By Robin Lombard, Terminology Research Manager, Microsoft Corporation


On Tuesday, May 13, 2008 I gave a lecture to a class of University of Washington students who are enrolled in the Technical Communications program. The class is a graduate seminar with a different theme each quarter – this time it is content publishing and user design. The university invited five people from Microsoft to lecture about their work and to come back a week later to lead a discussion about the topic they lectured on.


My lecture was entitled “Terminology Management at Microsoft”. I started with a definition of terminology management (The investigation, documentation, and consistent reuse of terms and their associated concepts) and very briefly covered some of the essential literature and theory. I tried to spend most of my 50 minutes talking about why terminology management is needed and providing examples from my experience with Microsoft terminology.

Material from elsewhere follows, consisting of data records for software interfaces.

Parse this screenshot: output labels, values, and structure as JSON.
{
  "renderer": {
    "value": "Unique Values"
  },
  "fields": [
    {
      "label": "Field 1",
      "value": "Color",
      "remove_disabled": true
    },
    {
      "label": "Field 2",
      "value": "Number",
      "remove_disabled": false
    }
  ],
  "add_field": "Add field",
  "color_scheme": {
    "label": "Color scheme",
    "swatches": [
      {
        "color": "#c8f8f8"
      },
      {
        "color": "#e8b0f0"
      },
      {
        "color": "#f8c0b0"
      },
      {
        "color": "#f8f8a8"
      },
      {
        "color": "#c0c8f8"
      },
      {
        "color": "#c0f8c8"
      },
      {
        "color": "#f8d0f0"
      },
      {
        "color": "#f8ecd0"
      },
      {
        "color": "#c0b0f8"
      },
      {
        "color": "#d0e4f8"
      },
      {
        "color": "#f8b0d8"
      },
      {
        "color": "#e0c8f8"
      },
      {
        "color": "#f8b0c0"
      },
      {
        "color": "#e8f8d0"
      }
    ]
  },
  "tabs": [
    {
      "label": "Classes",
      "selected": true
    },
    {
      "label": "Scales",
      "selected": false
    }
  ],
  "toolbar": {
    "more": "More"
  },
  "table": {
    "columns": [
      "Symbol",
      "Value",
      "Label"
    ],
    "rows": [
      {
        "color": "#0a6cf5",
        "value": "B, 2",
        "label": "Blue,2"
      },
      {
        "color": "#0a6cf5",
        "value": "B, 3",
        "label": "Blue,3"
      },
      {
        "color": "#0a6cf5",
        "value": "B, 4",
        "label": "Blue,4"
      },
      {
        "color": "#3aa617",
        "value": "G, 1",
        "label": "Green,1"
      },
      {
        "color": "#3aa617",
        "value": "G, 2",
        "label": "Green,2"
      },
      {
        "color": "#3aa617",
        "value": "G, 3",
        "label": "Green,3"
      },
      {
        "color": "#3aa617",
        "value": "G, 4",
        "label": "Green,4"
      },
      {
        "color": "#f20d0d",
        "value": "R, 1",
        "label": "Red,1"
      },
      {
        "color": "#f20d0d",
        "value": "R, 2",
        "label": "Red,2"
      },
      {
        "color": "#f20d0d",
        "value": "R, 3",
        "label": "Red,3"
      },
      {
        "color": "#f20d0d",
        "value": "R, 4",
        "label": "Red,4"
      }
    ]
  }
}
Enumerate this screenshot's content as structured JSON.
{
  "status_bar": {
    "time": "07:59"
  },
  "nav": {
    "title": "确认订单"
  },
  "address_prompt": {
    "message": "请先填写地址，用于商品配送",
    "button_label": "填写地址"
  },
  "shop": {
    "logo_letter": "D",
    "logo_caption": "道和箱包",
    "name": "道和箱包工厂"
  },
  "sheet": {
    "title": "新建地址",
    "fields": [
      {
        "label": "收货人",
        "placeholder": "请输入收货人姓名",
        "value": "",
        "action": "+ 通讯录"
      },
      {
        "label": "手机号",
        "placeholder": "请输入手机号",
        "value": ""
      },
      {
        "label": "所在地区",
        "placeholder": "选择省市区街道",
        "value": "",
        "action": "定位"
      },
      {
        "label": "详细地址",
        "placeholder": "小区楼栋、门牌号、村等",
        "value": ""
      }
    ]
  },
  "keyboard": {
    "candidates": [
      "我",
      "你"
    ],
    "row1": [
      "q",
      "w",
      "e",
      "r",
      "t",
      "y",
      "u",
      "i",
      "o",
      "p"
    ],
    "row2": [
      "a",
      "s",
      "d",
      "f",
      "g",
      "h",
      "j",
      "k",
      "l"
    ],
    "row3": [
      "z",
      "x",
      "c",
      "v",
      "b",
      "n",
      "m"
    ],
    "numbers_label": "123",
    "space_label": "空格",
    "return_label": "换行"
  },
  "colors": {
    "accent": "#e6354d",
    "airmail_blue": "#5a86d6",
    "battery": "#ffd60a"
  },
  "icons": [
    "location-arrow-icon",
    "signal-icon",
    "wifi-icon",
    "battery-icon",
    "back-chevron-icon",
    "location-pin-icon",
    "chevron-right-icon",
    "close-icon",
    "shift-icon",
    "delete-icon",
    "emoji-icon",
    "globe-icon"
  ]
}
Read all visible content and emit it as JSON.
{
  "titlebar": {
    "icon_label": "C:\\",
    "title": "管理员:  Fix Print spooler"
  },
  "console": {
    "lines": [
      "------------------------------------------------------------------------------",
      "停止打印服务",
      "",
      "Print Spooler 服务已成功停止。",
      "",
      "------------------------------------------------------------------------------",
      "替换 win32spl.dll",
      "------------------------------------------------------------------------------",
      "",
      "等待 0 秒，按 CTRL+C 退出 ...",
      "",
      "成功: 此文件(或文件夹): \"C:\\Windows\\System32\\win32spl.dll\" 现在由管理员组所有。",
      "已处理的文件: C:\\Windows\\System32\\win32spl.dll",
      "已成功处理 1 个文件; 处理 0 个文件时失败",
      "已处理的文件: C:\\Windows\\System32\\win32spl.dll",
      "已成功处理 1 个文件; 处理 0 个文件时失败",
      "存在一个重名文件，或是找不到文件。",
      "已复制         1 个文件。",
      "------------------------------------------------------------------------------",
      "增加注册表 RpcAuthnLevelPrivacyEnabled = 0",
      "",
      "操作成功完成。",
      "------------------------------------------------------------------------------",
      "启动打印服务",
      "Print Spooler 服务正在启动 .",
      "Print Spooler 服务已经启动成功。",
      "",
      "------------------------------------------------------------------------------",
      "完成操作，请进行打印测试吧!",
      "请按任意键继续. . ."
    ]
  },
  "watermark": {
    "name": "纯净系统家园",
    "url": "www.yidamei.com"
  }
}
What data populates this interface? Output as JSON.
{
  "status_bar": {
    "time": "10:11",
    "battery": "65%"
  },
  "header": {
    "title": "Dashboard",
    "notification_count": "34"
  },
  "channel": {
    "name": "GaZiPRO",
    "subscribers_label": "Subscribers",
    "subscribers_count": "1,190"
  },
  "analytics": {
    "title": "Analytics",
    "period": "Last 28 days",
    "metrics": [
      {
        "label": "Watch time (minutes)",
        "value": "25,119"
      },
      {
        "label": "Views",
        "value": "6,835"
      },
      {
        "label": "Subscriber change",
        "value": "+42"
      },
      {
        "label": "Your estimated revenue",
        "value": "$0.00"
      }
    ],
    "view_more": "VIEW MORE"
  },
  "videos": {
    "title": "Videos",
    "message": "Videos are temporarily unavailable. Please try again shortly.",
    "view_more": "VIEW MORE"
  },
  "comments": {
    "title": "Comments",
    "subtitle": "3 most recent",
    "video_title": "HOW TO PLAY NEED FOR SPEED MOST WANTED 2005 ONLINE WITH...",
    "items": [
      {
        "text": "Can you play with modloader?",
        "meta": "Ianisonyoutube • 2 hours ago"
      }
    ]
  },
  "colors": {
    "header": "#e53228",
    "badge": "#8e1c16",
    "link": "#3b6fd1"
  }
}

Class professor David Farkas said he really liked the lecture (I’m not so sure about the students), and he gave me some hints about how to get a discussion going with the class next week. For example, he suggested I think about how there are two types of students: those concentrating on content and those concentrating on design. So a student will want to know about how our team interacts with usability experts, and what sort of processes we have for ensuring that usable terminology is also globally-appropriate terminology. I probably should also tell them about our localizability/globalization alias.


Here’s hoping I can get the students engaged in a discussion about what I think is a fascinating field…